The owners of this house in the Texas Hill Country wanted to update the upper floor master bedroom and bathroom of their modest cabin. They asked architect Kevin Alter of Alterstudio Architects, in Austin, to design a renovation that provides views of the cypress-dotted landscape on an inlet of Lake Austin.
The original bathroom had just one tinted-glass window on the side of the house that faces the water. Alter says the homeowners knew they wanted to open up to the view by adding some windows. "We pointed out great opportunities," he says, including a full wall of glass that includes a sliding door in the shower. "It makes you feel like you're showering outdoors."
Austin contractor Joseph Zambarano worked with a commercial glass company to build the glass wall. "It's essentially a storefront-style window unit," he says. Alter did not want a visible header on the window, so, to prepare the opening, Zambarano added steel supports to the roof rafters. "We transferred the load down through the basement wall and reinforced the floor joists at that location to carry the roof," he says.
Alter chose a crisp, clean, modern design to frame the natural beauty of the setting. "People think of modern [style] as being quite harsh," he says. "This bathroom is stripped down and sleek, but withrich materials."
The bathroom has a glass shower enclosure, a cherry vanity with a stainless steel trough sink suspended between a mirrored wall and the tempered glass panel of the shower, and a heated floor topped with a warmbeige local limestone. Alter also added a skylight to balance the natural light coming in through the glass wall.
He says that modern design requires precise craftsmanship because "you do not have trim to cover up mistakes." Zambarano agrees, adding, "A lot of traditional systems have tolerances built into them to accommodate things out of square or that are not level. But with modern design, tolerances are critical for the design to work."

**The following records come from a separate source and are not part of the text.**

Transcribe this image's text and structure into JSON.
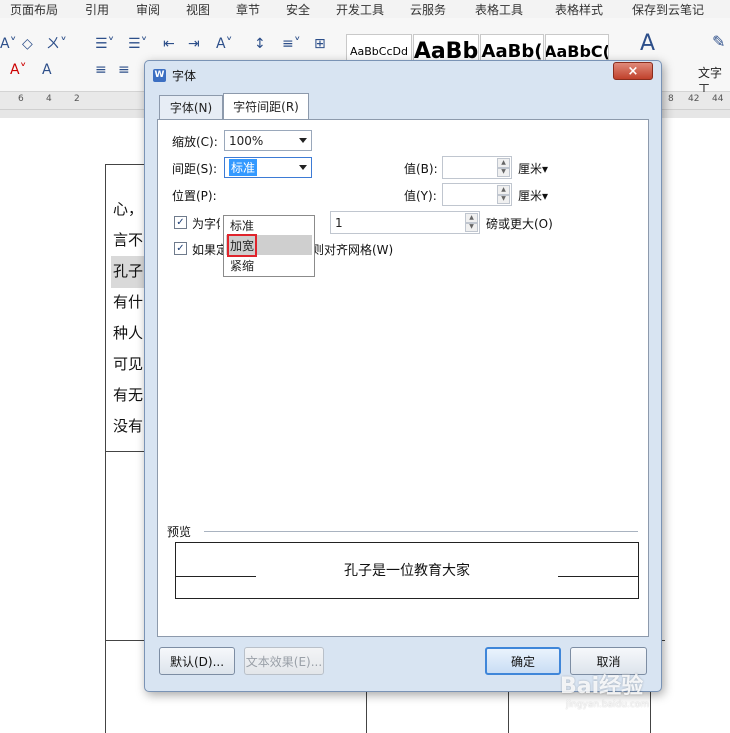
{
  "menubar": {
    "items": [
      "页面布局",
      "引用",
      "审阅",
      "视图",
      "章节",
      "安全",
      "开发工具",
      "云服务",
      "表格工具",
      "表格样式",
      "保存到云笔记"
    ]
  },
  "toolbar": {
    "styles": [
      "AaBbCcDd",
      "AaBb",
      "AaBb(",
      "AaBbC("
    ],
    "text_tools_label": "文字工"
  },
  "ruler": {
    "labels": [
      "6",
      "4",
      "2",
      "8",
      "42",
      "44"
    ]
  },
  "document": {
    "lines": [
      "心，",
      "言不",
      "孔子",
      "有什",
      "种人",
      "可见",
      "有无",
      "没有"
    ]
  },
  "dialog": {
    "title": "字体",
    "close_glyph": "×",
    "tabs": [
      "字体(N)",
      "字符间距(R)"
    ],
    "scale_label": "缩放(C):",
    "scale_value": "100%",
    "spacing_label": "间距(S):",
    "spacing_value": "标准",
    "position_label": "位置(P):",
    "value_b_label": "值(B):",
    "value_y_label": "值(Y):",
    "unit_cm": "厘米",
    "kerning_label": "为字体调整字间距",
    "kerning_value": "1",
    "kerning_suffix": "磅或更大(O)",
    "grid_label": "如果定义了文档网格，则对齐网格(W)",
    "dropdown_options": [
      "标准",
      "加宽",
      "紧缩"
    ],
    "preview_label": "预览",
    "preview_text": "孔子是一位教育大家",
    "default_button": "默认(D)...",
    "text_effect_button": "文本效果(E)...",
    "ok_button": "确定",
    "cancel_button": "取消"
  },
  "watermark": {
    "text": "Bai经验",
    "sub": "jingyan.baidu.com"
  }
}
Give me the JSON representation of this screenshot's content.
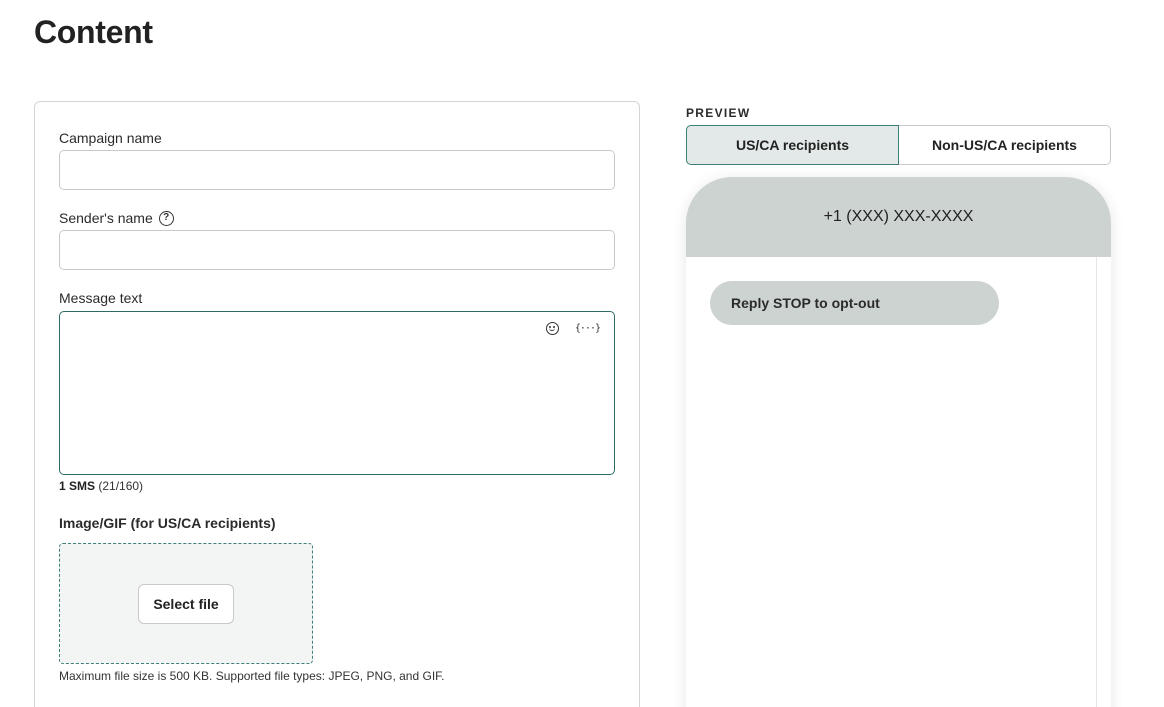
{
  "page_title": "Content",
  "form": {
    "campaign_name": {
      "label": "Campaign name",
      "value": "",
      "placeholder": ""
    },
    "sender_name": {
      "label": "Sender's name",
      "value": "",
      "placeholder": "",
      "help_icon": "question-circle-icon"
    },
    "message_text": {
      "label": "Message text",
      "value": "",
      "tools": [
        "emoji-icon",
        "variable-icon"
      ],
      "variable_glyph": "{···}"
    },
    "sms_count": {
      "count": "1 SMS",
      "detail": "(21/160)"
    },
    "image_upload": {
      "label": "Image/GIF (for US/CA recipients)",
      "button_label": "Select file",
      "hint": "Maximum file size is 500 KB. Supported file types: JPEG, PNG, and GIF."
    }
  },
  "preview": {
    "label": "PREVIEW",
    "tabs": [
      {
        "label": "US/CA recipients",
        "active": true
      },
      {
        "label": "Non-US/CA recipients",
        "active": false
      }
    ],
    "phone_number": "+1 (XXX) XXX-XXXX",
    "message_bubble": "Reply STOP to opt-out"
  },
  "colors": {
    "accent": "#3e7f78",
    "active_tab_bg": "#e3e9e8",
    "phone_header_bg": "#ccd3d1",
    "dropzone_bg": "#f3f5f4"
  }
}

The contractor says that his background in creating sculpture and building custom furniture -- where he worked with a range of materials -- provided him with the skills required to build this unusual project.